While reading the back-to-school posts of fellow blogging academics Chuck Ryback and Rachel Ida Buff this week, I realized I was hesitant about my own writing because I hadn’t yet figured out which question I was trying to answer. Then, an attitude common to each of their blogs — a readily apparent, fierce dedication to serving students — pointed the way like Scott Walker directing billionaire donors to the pork barrel.
Just who is it I’m working for?
Same as the old boss. (YouTube video)
Ask any dedicated teacher and you’ll know the answer for the rest of us. The idea that it’s all about the students becomes such a mantra that it can appear as no more than lip service, but the most committed among UW System faculty make clear, over and over, that our calling is to help students become well-rounded, capable citizens who think critically.
The end of last week brought us some of those spectacular Wisconsin summer days that make this place like no other. Wispy clouds, a deeper and clearer blue in the sky, a crispness to the sunlight that highlighted the contrasting greens, yellows, purples and other colors of our Northwoods palette without making anything too sharp. Pines, birches and tamaracks, rivers and lakes, red barns and rolling hills, all with just enough focus to spotlight their beauty, but enough softness to remind us of the fragility of those passing, perfect days.
No laughter as pure as that from young girls having fun
Rocks, a stick and a place to run … all you need in a Wisconsin summer.
It was a fantastic time. There aren’t suitable words or space to relate how wonderful it was and how blessed I felt to be able to share it with two rambunctious little girls — my 7-year-old daughter and her 11-year-old cousin. There’s nothing like being around kids who are likely to burst into loud Christmas carols at the mention of the town of Rudolph or shriek with unbounded joy at finding a better stick to play with than the last one.
In journalism, as in other forms of research, asking the right questions is often the best way to start organizing our thoughts about issues that are difficult to grasp fully. After Black Friday, that’s what I find myself doing in regard to education in Wisconsin.
It’s easy to be in a funk after what might be the most severe one-two punch to higher education in Wisconsin history. It’s difficult to decide what to do about it, but perhaps if we all — educators, students, parents, and stakeholders in the system — could find the right words and organizing concepts to examine what’s happening in our home, we could more effectively move forward.

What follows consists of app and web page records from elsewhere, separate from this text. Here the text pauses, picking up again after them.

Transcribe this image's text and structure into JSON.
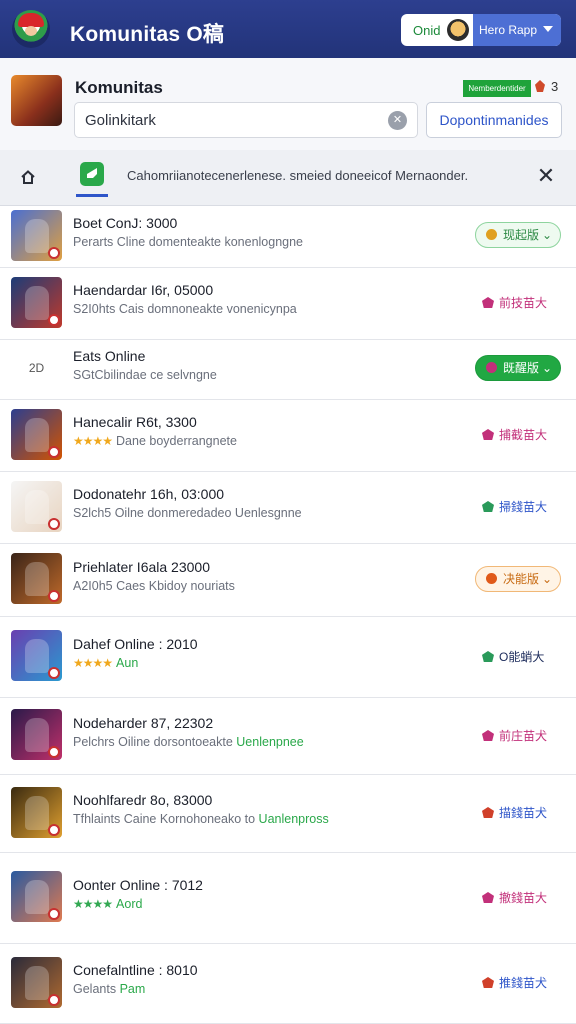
{
  "topbar": {
    "title": "Komunitas O稿",
    "user_name": "Onid",
    "user_tag": "Hero Rapp"
  },
  "community": {
    "title": "Komunitas",
    "members_badge": "Nemberdentider",
    "members_count": "3",
    "search_value": "Golinkitark",
    "search_placeholder": "Golinkitark",
    "join_label": "Dopontinmanides"
  },
  "tabbar": {
    "notice": "Cahomriianotecenerlenese. smeied doneeicof Mernaonder."
  },
  "colors": {
    "header_bg": "#223379",
    "accent_green": "#21a843",
    "accent_blue": "#2e55c9",
    "accent_orange": "#f0a81d"
  },
  "rows": [
    {
      "title": "Boet ConJ: 3000",
      "subtitle": "Perarts Cline domenteakte konenlogngne",
      "action": "现起版",
      "action_style": "pill-light-green"
    },
    {
      "title": "Haendardar I6r, 05000",
      "subtitle": "S2I0hts Cais domnoneakte vonenicynpa",
      "action": "前技苗大",
      "action_style": "link-magenta"
    },
    {
      "title": "Eats Online",
      "subtitle": "SGtCbilindae ce selvngne",
      "action": "既醒版",
      "action_style": "pill-solid-green",
      "thumb_text": "2D"
    },
    {
      "title": "Hanecalir R6t, 3300",
      "stars": "★★★★",
      "subtitle": "Dane boyderrangnete",
      "action": "捕截苗大",
      "action_style": "link-magenta"
    },
    {
      "title": "Dodonatehr 16h, 03:000",
      "subtitle": "S2lch5 Oilne donmeredadeo Uenlesgnne",
      "action": "掃錢苗大",
      "action_style": "link-blue"
    },
    {
      "title": "Priehlater I6ala 23000",
      "subtitle": "A2I0h5 Caes Kbidoy nouriats",
      "action": "决能版",
      "action_style": "pill-orange"
    },
    {
      "title": "Dahef Online :   2010",
      "stars": "★★★★",
      "subtitle": "Aun",
      "action": "O能蛸大",
      "action_style": "link-dark"
    },
    {
      "title": "Nodeharder 87, 22302",
      "subtitle": "Pelchrs Oiline dorsontoeakte Uenlenpnee",
      "subtitle_accent": "Uenlenpnee",
      "action": "前庄苗犬",
      "action_style": "link-magenta"
    },
    {
      "title": "Noohlfaredr 8o, 83000",
      "subtitle": "Tfhlaints Caine Kornohoneako to Uanlenpross",
      "subtitle_accent": "Uanlenpross",
      "action": "描錢苗犬",
      "action_style": "link-red"
    },
    {
      "title": "Oonter Online :   7012",
      "stars": "★★★★",
      "subtitle": "Aord",
      "action": "撤錢苗大",
      "action_style": "link-magenta"
    },
    {
      "title": "Conefalntline :   8010",
      "subtitle": "Gelants Pam",
      "subtitle_accent": "Pam",
      "action": "推錢苗犬",
      "action_style": "link-red"
    }
  ]
}
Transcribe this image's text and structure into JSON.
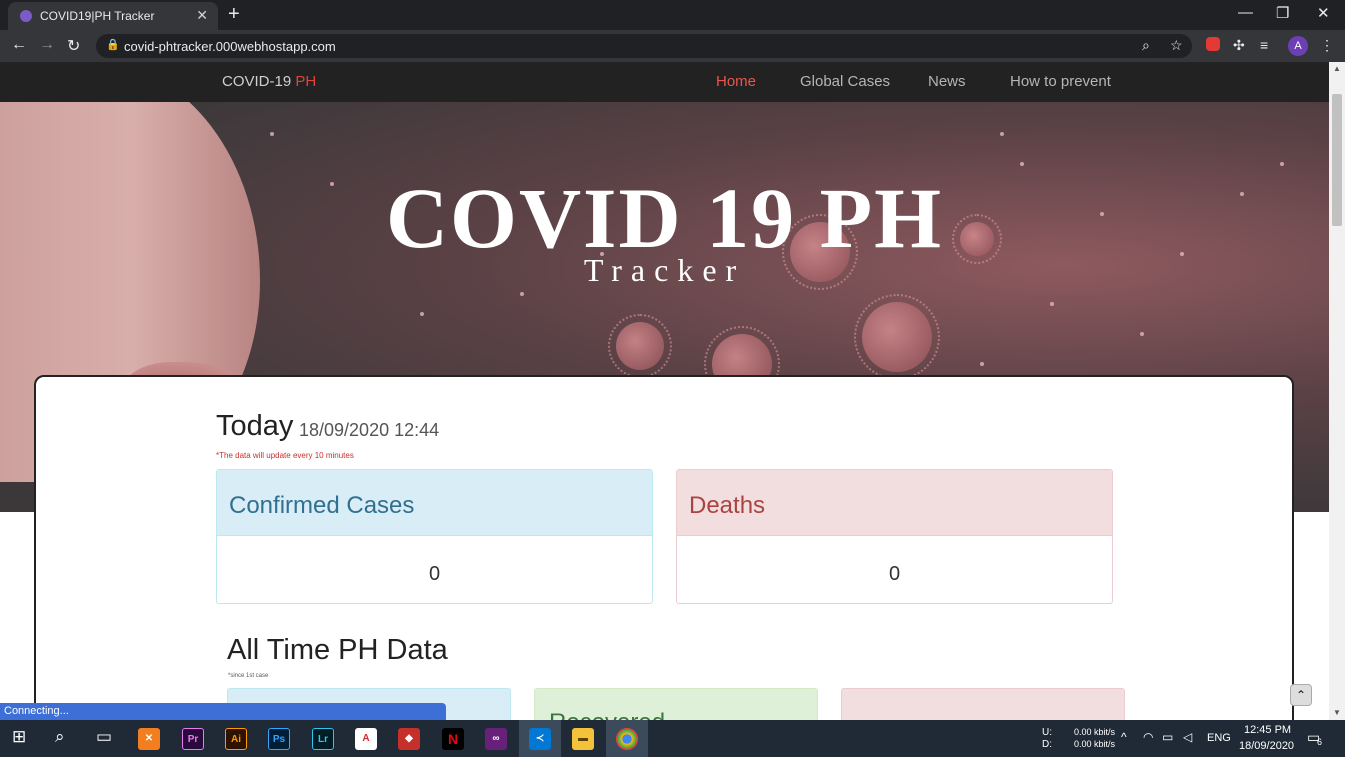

Here are some of the questions I’m asking myself, because I’m also going to be asking my colleagues, my neighbors and my friends.
Does the University of Wisconsin System now, as this online petition asserts, “stand at the brink of an inexorable death spiral?” Some faculty apparently aren’t waiting to find out.
A day that started off wonderfully, in a class with some remarkable sixth graders, ended with news of yet another pay cut in disguise for Wisconsin state employees. In honor of our civic-minded state legislators, I therefore offer my newest post category — “Preposterous Ideas” — and simultaneously introduce the term “general strike” to my blog, which has heretofore not hosted that particular term.
But this isn’t about a general strike, which isn’t at all preposterous. No, it’s about potatoes, which are indeed.
Let me back up a little bit, because I want to put in a few good words for the sixth-grade classes of Tiffany Reindl and Kim Boden at Jefferson Elementary School in Stevens Point. Ms. Reindl teaches my son’s class, and I had the honor of spending Monday and Wednesday mornings visiting with both groups to talk about journalism (see bottom of this previous post).